§ What to produce
Pictures aside, print all of the data below exactly as written.
******************************
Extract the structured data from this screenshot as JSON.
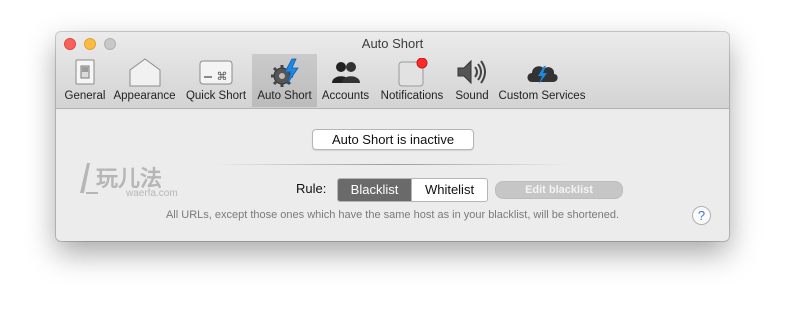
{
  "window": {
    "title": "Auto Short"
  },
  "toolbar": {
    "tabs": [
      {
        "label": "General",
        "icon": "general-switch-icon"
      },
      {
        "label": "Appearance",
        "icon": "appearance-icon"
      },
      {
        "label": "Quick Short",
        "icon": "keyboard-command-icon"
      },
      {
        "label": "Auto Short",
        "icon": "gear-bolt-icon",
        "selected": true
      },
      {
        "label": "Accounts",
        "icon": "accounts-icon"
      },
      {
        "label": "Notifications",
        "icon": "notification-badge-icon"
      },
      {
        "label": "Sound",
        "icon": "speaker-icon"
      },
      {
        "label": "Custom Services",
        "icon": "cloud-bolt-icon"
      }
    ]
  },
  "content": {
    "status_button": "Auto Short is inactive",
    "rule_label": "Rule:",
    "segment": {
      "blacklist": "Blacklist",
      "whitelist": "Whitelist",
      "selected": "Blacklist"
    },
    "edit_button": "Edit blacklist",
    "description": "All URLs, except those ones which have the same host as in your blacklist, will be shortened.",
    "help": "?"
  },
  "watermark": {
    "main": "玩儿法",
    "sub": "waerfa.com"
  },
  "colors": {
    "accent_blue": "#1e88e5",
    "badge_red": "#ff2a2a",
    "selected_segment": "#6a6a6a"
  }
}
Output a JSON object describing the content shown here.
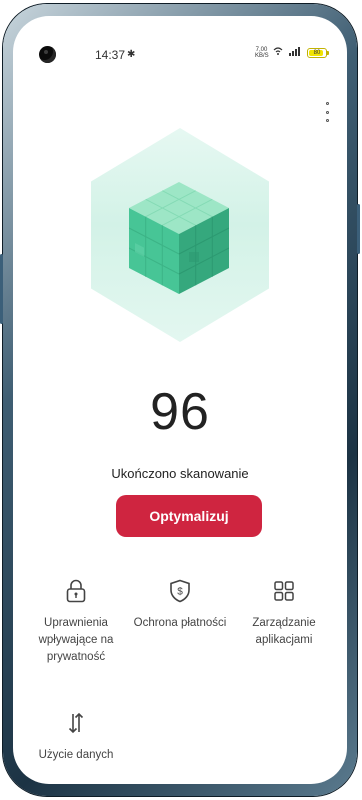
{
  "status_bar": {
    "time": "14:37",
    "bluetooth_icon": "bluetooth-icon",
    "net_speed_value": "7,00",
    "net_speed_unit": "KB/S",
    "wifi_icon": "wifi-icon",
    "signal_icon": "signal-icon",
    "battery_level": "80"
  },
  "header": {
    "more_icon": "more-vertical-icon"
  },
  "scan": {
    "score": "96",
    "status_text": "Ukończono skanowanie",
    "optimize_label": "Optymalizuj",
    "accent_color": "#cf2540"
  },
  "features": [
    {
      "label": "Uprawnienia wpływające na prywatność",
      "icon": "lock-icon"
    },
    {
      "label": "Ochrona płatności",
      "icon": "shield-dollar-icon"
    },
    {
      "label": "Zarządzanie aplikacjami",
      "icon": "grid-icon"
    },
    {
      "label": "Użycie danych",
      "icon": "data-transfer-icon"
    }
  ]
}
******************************
§ Result of this exercise
Extract the structured data from this screenshot as JSON.
{
  "window": {
    "title": "Auto Short"
  },
  "toolbar": {
    "tabs": [
      {
        "label": "General",
        "icon": "general-switch-icon"
      },
      {
        "label": "Appearance",
        "icon": "appearance-icon"
      },
      {
        "label": "Quick Short",
        "icon": "keyboard-command-icon"
      },
      {
        "label": "Auto Short",
        "icon": "gear-bolt-icon",
        "selected": true
      },
      {
        "label": "Accounts",
        "icon": "accounts-icon"
      },
      {
        "label": "Notifications",
        "icon": "notification-badge-icon"
      },
      {
        "label": "Sound",
        "icon": "speaker-icon"
      },
      {
        "label": "Custom Services",
        "icon": "cloud-bolt-icon"
      }
    ]
  },
  "content": {
    "status_button": "Auto Short is inactive",
    "rule_label": "Rule:",
    "segment": {
      "blacklist": "Blacklist",
      "whitelist": "Whitelist",
      "selected": "Blacklist"
    },
    "edit_button": "Edit blacklist",
    "description": "All URLs, except those ones which have the same host as in your blacklist, will be shortened.",
    "help": "?"
  },
  "watermark": {
    "main": "玩儿法",
    "sub": "waerfa.com"
  },
  "colors": {
    "accent_blue": "#1e88e5",
    "badge_red": "#ff2a2a",
    "selected_segment": "#6a6a6a"
  }
}
Output a JSON object describing the content shown here.
{
  "status_bar": {
    "time": "14:37",
    "bluetooth_icon": "bluetooth-icon",
    "net_speed_value": "7,00",
    "net_speed_unit": "KB/S",
    "wifi_icon": "wifi-icon",
    "signal_icon": "signal-icon",
    "battery_level": "80"
  },
  "header": {
    "more_icon": "more-vertical-icon"
  },
  "scan": {
    "score": "96",
    "status_text": "Ukończono skanowanie",
    "optimize_label": "Optymalizuj",
    "accent_color": "#cf2540"
  },
  "features": [
    {
      "label": "Uprawnienia wpływające na prywatność",
      "icon": "lock-icon"
    },
    {
      "label": "Ochrona płatności",
      "icon": "shield-dollar-icon"
    },
    {
      "label": "Zarządzanie aplikacjami",
      "icon": "grid-icon"
    },
    {
      "label": "Użycie danych",
      "icon": "data-transfer-icon"
    }
  ]
}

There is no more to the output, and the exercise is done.